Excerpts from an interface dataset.
--------
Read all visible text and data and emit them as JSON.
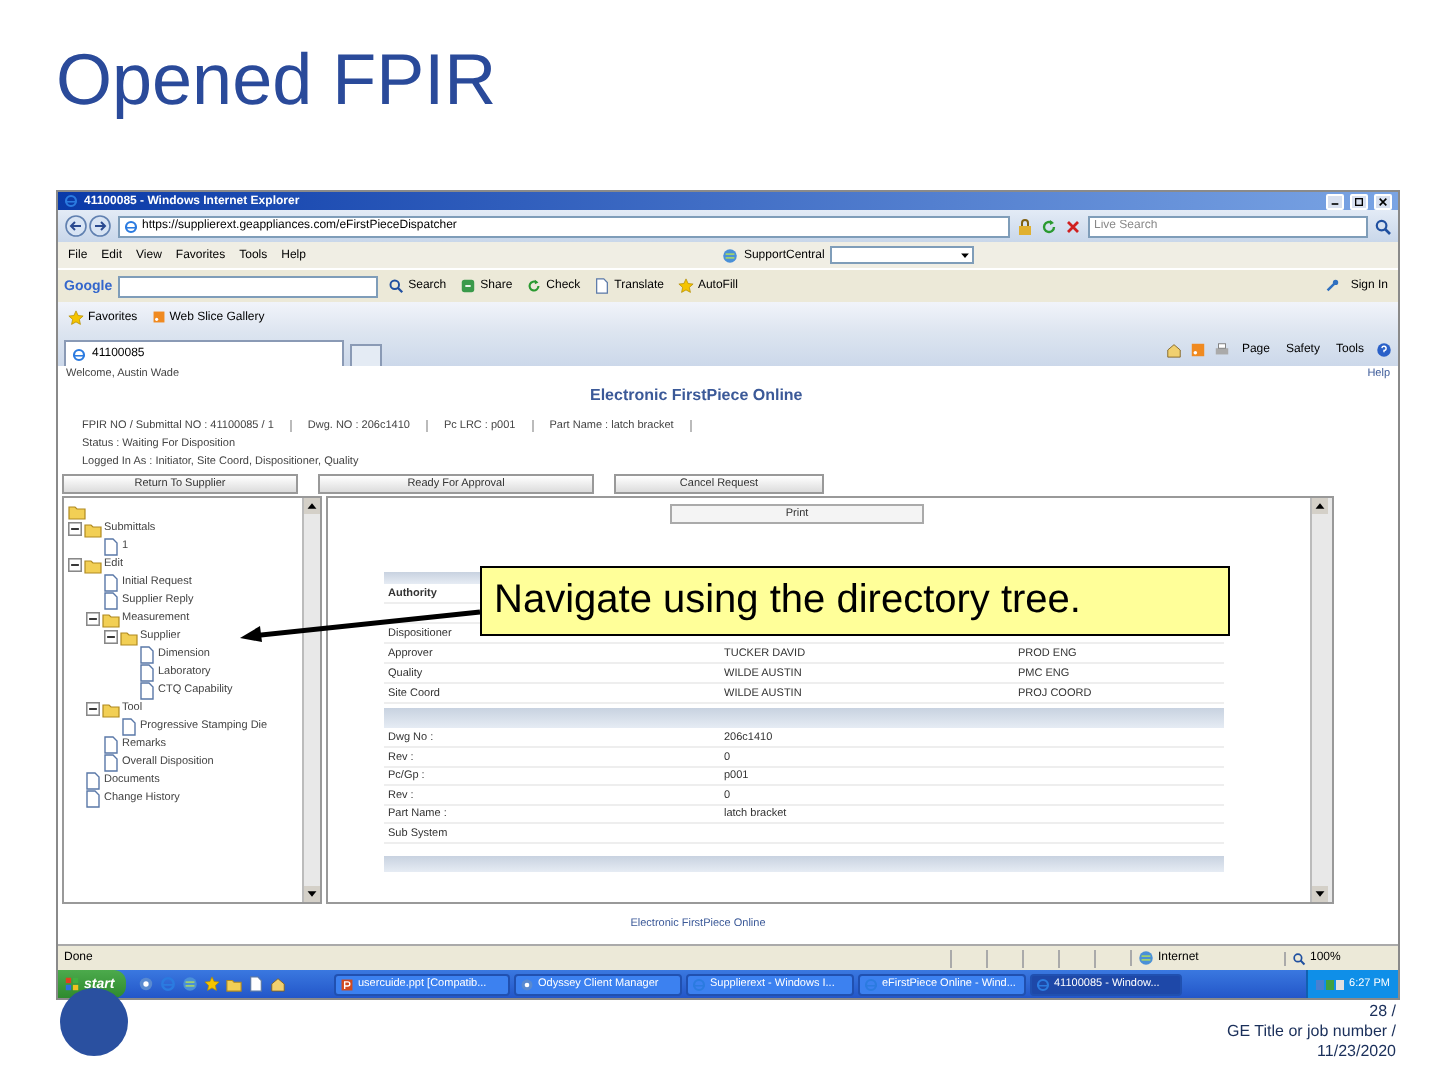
{
  "slide": {
    "title": "Opened FPIR",
    "callout": "Navigate using the directory tree.",
    "page_number": "28 /",
    "footer_title": "GE Title or job number /",
    "date": "11/23/2020"
  },
  "browser": {
    "title": "41100085 - Windows Internet Explorer",
    "address": "https://supplierext.geappliances.com/eFirstPieceDispatcher",
    "search_placeholder": "Live Search",
    "menu": [
      "File",
      "Edit",
      "View",
      "Favorites",
      "Tools",
      "Help"
    ],
    "support_central": "SupportCentral",
    "google_label": "Google",
    "google_buttons": [
      "Search",
      "Share",
      "Check",
      "Translate",
      "AutoFill"
    ],
    "sign_in": "Sign In",
    "favorites": "Favorites",
    "web_slice": "Web Slice Gallery",
    "tabs": [
      {
        "label": "41100085",
        "selected": true
      }
    ],
    "commands": [
      "Page",
      "Safety",
      "Tools"
    ],
    "status": {
      "text": "Done",
      "zone": "Internet",
      "zoom": "100%"
    }
  },
  "app": {
    "welcome": "Welcome, Austin Wade",
    "help": "Help",
    "title": "Electronic FirstPiece Online",
    "info": [
      "FPIR NO / Submittal NO : 41100085 / 1",
      "Dwg. NO : 206c1410",
      "Pc LRC : p001",
      "Part Name : latch bracket"
    ],
    "status": "Status : Waiting For Disposition",
    "logged_in": "Logged In As : Initiator, Site Coord, Dispositioner, Quality",
    "actions": [
      "Return To Supplier",
      "Ready For Approval",
      "Cancel Request"
    ],
    "print": "Print",
    "tree": [
      {
        "label": "Submittals",
        "kind": "folder",
        "expanded": true,
        "children": [
          {
            "label": "1",
            "kind": "page"
          }
        ]
      },
      {
        "label": "Edit",
        "kind": "folder",
        "expanded": true,
        "children": [
          {
            "label": "Initial Request",
            "kind": "page"
          },
          {
            "label": "Supplier Reply",
            "kind": "page"
          },
          {
            "label": "Measurement",
            "kind": "folder",
            "expanded": true,
            "children": [
              {
                "label": "Supplier",
                "kind": "folder",
                "expanded": true,
                "children": [
                  {
                    "label": "Dimension",
                    "kind": "page"
                  },
                  {
                    "label": "Laboratory",
                    "kind": "page"
                  },
                  {
                    "label": "CTQ Capability",
                    "kind": "page"
                  }
                ]
              }
            ]
          },
          {
            "label": "Tool",
            "kind": "folder",
            "expanded": true,
            "children": [
              {
                "label": "Progressive Stamping Die",
                "kind": "page"
              }
            ]
          },
          {
            "label": "Remarks",
            "kind": "page"
          },
          {
            "label": "Overall Disposition",
            "kind": "page"
          }
        ]
      },
      {
        "label": "Documents",
        "kind": "page"
      },
      {
        "label": "Change History",
        "kind": "page"
      }
    ],
    "authority_rows": [
      {
        "label": "Authority"
      },
      {
        "label": "Dispositioner"
      },
      {
        "label": "Approver",
        "name": "TUCKER DAVID",
        "role": "PROD ENG"
      },
      {
        "label": "Quality",
        "name": "WILDE AUSTIN",
        "role": "PMC ENG"
      },
      {
        "label": "Site Coord",
        "name": "WILDE AUSTIN",
        "role": "PROJ COORD"
      }
    ],
    "drawing_rows": [
      {
        "label": "Dwg No :",
        "value": "206c1410"
      },
      {
        "label": "Rev :",
        "value": "0"
      },
      {
        "label": "Pc/Gp :",
        "value": "p001"
      },
      {
        "label": "Rev :",
        "value": "0"
      },
      {
        "label": "Part Name :",
        "value": "latch bracket"
      },
      {
        "label": "Sub System"
      }
    ],
    "footer": "Electronic FirstPiece Online"
  },
  "taskbar": {
    "start": "start",
    "items": [
      {
        "label": "usercuide.ppt [Compatib...",
        "kind": "ppt",
        "selected": false
      },
      {
        "label": "Odyssey Client Manager",
        "kind": "web",
        "selected": false
      },
      {
        "label": "Supplierext - Windows I...",
        "kind": "ie",
        "selected": false
      },
      {
        "label": "eFirstPiece Online - Wind...",
        "kind": "ie",
        "selected": false
      },
      {
        "label": "41100085 - Window...",
        "kind": "ie",
        "selected": true
      }
    ],
    "clock": "6:27 PM"
  }
}
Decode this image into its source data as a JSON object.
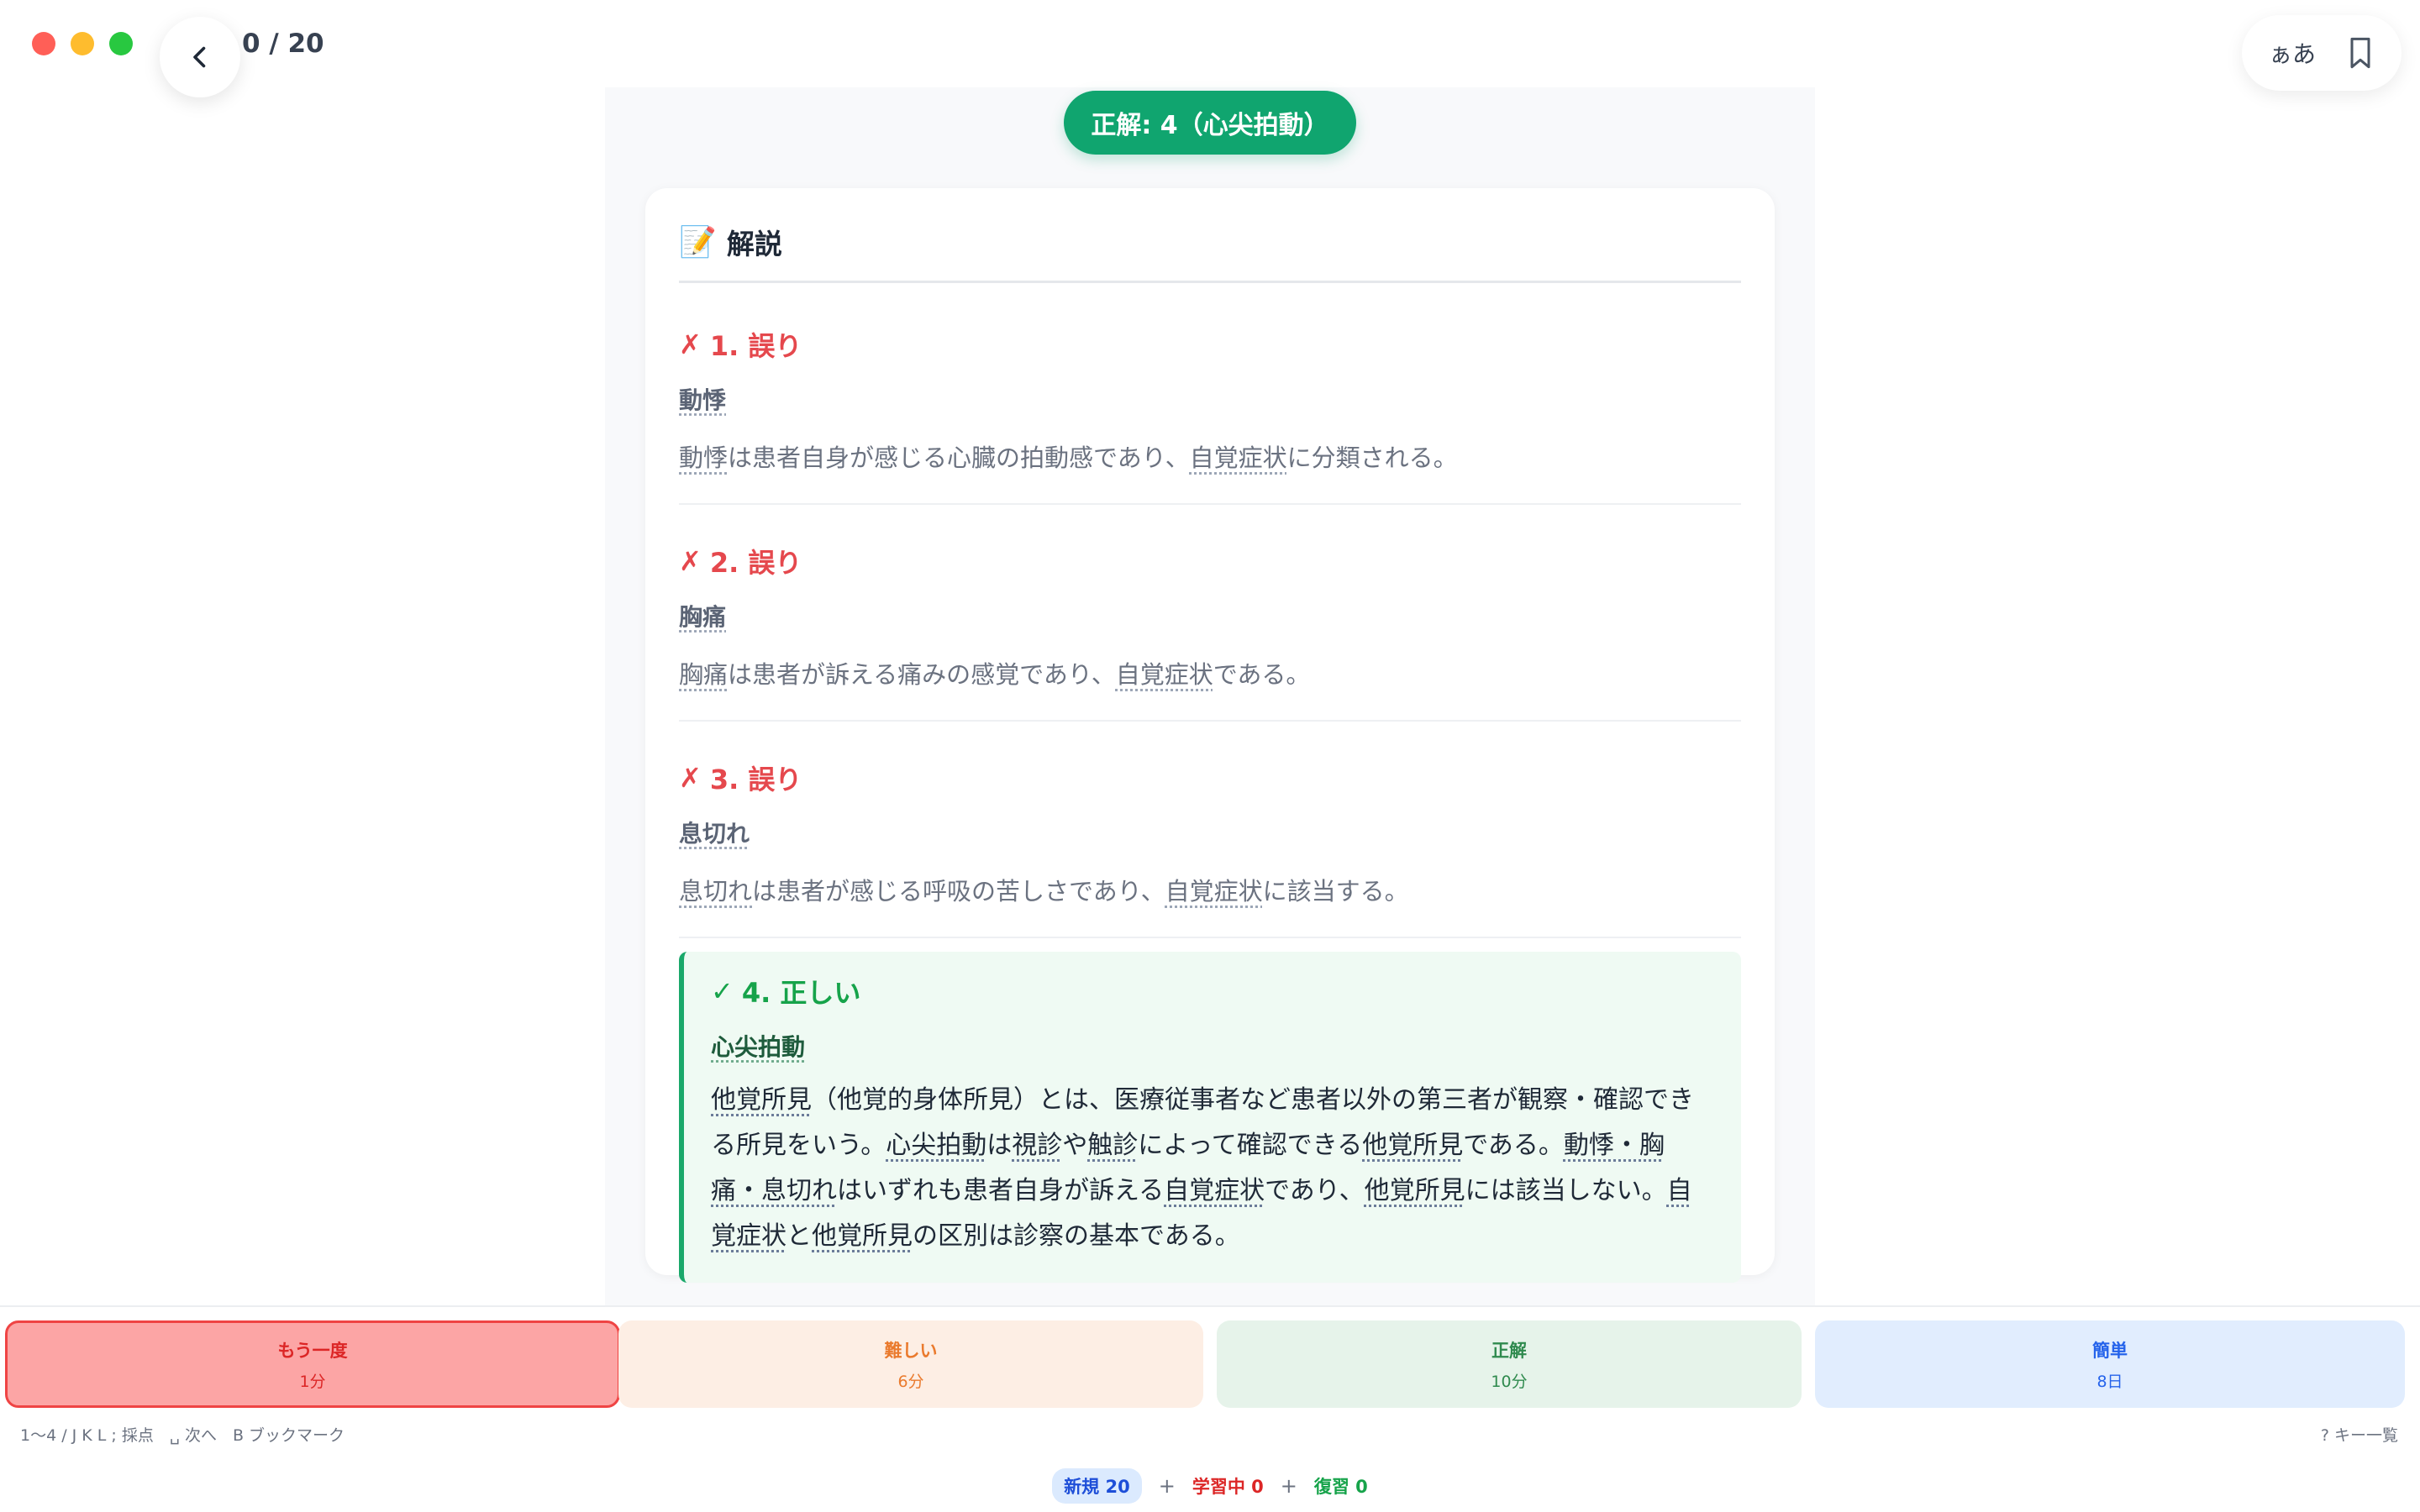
{
  "topbar": {
    "progress": "0 / 20",
    "font_toggle": "ぁあ"
  },
  "answer": {
    "label": "正解: 4（心尖拍動）"
  },
  "explanation": {
    "title": "解説",
    "icon": "memo-icon",
    "wrong_mark": "✗",
    "correct_mark": "✓",
    "options": [
      {
        "header": "1. 誤り",
        "term": "動悸",
        "desc": [
          {
            "t": "動悸",
            "u": true
          },
          {
            "t": "は患者自身が感じる心臓の拍動感であり、",
            "u": false
          },
          {
            "t": "自覚症状",
            "u": true
          },
          {
            "t": "に分類される。",
            "u": false
          }
        ]
      },
      {
        "header": "2. 誤り",
        "term": "胸痛",
        "desc": [
          {
            "t": "胸痛",
            "u": true
          },
          {
            "t": "は患者が訴える痛みの感覚であり、",
            "u": false
          },
          {
            "t": "自覚症状",
            "u": true
          },
          {
            "t": "である。",
            "u": false
          }
        ]
      },
      {
        "header": "3. 誤り",
        "term": "息切れ",
        "desc": [
          {
            "t": "息切れ",
            "u": true
          },
          {
            "t": "は患者が感じる呼吸の苦しさであり、",
            "u": false
          },
          {
            "t": "自覚症状",
            "u": true
          },
          {
            "t": "に該当する。",
            "u": false
          }
        ]
      }
    ],
    "correct": {
      "header": "4. 正しい",
      "term": "心尖拍動",
      "desc": [
        {
          "t": "他覚所見",
          "u": true
        },
        {
          "t": "（他覚的身体所見）とは、医療従事者など患者以外の第三者が観察・確認できる所見をいう。",
          "u": false
        },
        {
          "t": "心尖拍動",
          "u": true
        },
        {
          "t": "は",
          "u": false
        },
        {
          "t": "視診",
          "u": true
        },
        {
          "t": "や",
          "u": false
        },
        {
          "t": "触診",
          "u": true
        },
        {
          "t": "によって確認できる",
          "u": false
        },
        {
          "t": "他覚所見",
          "u": true
        },
        {
          "t": "である。",
          "u": false
        },
        {
          "t": "動悸・胸痛・息切れ",
          "u": true
        },
        {
          "t": "はいずれも患者自身が訴える",
          "u": false
        },
        {
          "t": "自覚症状",
          "u": true
        },
        {
          "t": "であり、",
          "u": false
        },
        {
          "t": "他覚所見",
          "u": true
        },
        {
          "t": "には該当しない。",
          "u": false
        },
        {
          "t": "自覚症状",
          "u": true
        },
        {
          "t": "と",
          "u": false
        },
        {
          "t": "他覚所見",
          "u": true
        },
        {
          "t": "の区別は診察の基本である。",
          "u": false
        }
      ]
    }
  },
  "rating": {
    "again": {
      "label": "もう一度",
      "interval": "1分"
    },
    "hard": {
      "label": "難しい",
      "interval": "6分"
    },
    "good": {
      "label": "正解",
      "interval": "10分"
    },
    "easy": {
      "label": "簡単",
      "interval": "8日"
    }
  },
  "hints": {
    "shortcuts": "1〜4 / J K L ; 採点　␣ 次へ　B ブックマーク",
    "key_list": "? キー一覧"
  },
  "counts": {
    "new": "新規 20",
    "plus": "+",
    "learning": "学習中 0",
    "review": "復習 0"
  },
  "colors": {
    "accent_green": "#10a56f",
    "wrong_red": "#e5484d",
    "again_bg": "#fca5a5",
    "hard_bg": "#fdeee4",
    "good_bg": "#e6f3ea",
    "easy_bg": "#e1edfe"
  }
}
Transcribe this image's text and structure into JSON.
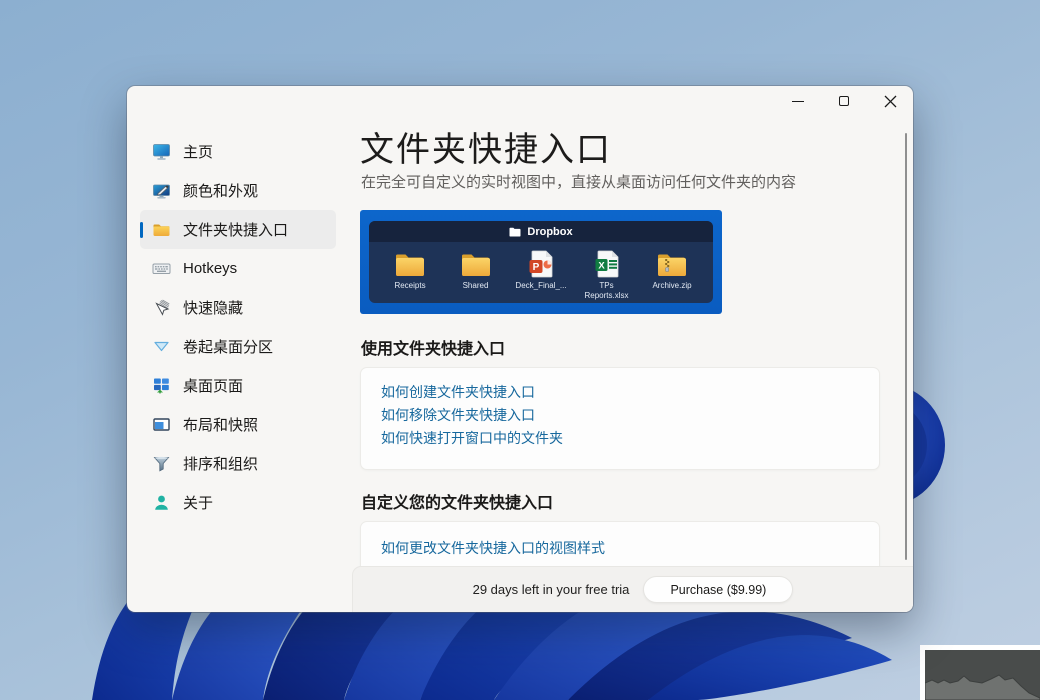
{
  "window": {
    "controls": {
      "minimize_icon": "minimize",
      "maximize_icon": "maximize",
      "close_icon": "close"
    },
    "sidebar": {
      "items": [
        {
          "label": "主页",
          "icon": "monitor-icon",
          "selected": false
        },
        {
          "label": "颜色和外观",
          "icon": "appearance-icon",
          "selected": false
        },
        {
          "label": "文件夹快捷入口",
          "icon": "folder-icon",
          "selected": true
        },
        {
          "label": "Hotkeys",
          "icon": "keyboard-icon",
          "selected": false
        },
        {
          "label": "快速隐藏",
          "icon": "cursor-hide-icon",
          "selected": false
        },
        {
          "label": "卷起桌面分区",
          "icon": "rollup-triangle-icon",
          "selected": false
        },
        {
          "label": "桌面页面",
          "icon": "desktop-pages-icon",
          "selected": false
        },
        {
          "label": "布局和快照",
          "icon": "layout-window-icon",
          "selected": false
        },
        {
          "label": "排序和组织",
          "icon": "sort-funnel-icon",
          "selected": false
        },
        {
          "label": "关于",
          "icon": "person-icon",
          "selected": false
        }
      ]
    },
    "content": {
      "title": "文件夹快捷入口",
      "subtitle": "在完全可自定义的实时视图中，直接从桌面访问任何文件夹的内容",
      "preview": {
        "panel_title": "Dropbox",
        "panel_title_icon": "white-folder-icon",
        "items": [
          {
            "label": "Receipts",
            "type": "folder"
          },
          {
            "label": "Shared",
            "type": "folder"
          },
          {
            "label": "Deck_Final_...",
            "type": "powerpoint"
          },
          {
            "label": "TPs Reports.xlsx",
            "type": "excel"
          },
          {
            "label": "Archive.zip",
            "type": "zip"
          }
        ]
      },
      "sections": [
        {
          "heading": "使用文件夹快捷入口",
          "links": [
            "如何创建文件夹快捷入口",
            "如何移除文件夹快捷入口",
            "如何快速打开窗口中的文件夹"
          ]
        },
        {
          "heading": "自定义您的文件夹快捷入口",
          "links": [
            "如何更改文件夹快捷入口的视图样式"
          ]
        }
      ]
    },
    "trial_bar": {
      "message": "29 days left in your free tria",
      "purchase_label": "Purchase ($9.99)"
    }
  },
  "colors": {
    "accent": "#0067c0",
    "link": "#17689d",
    "preview_background": "#0d66cb",
    "preview_panel": "#1e3357",
    "preview_panel_header": "#16233d",
    "window_background": "#f7f6f4"
  }
}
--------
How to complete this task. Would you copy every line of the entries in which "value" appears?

Task response.
        "value": "206c1410"
        "value": "0"
        "value": "p001"
        "value": "0"
        "value": "latch bracket"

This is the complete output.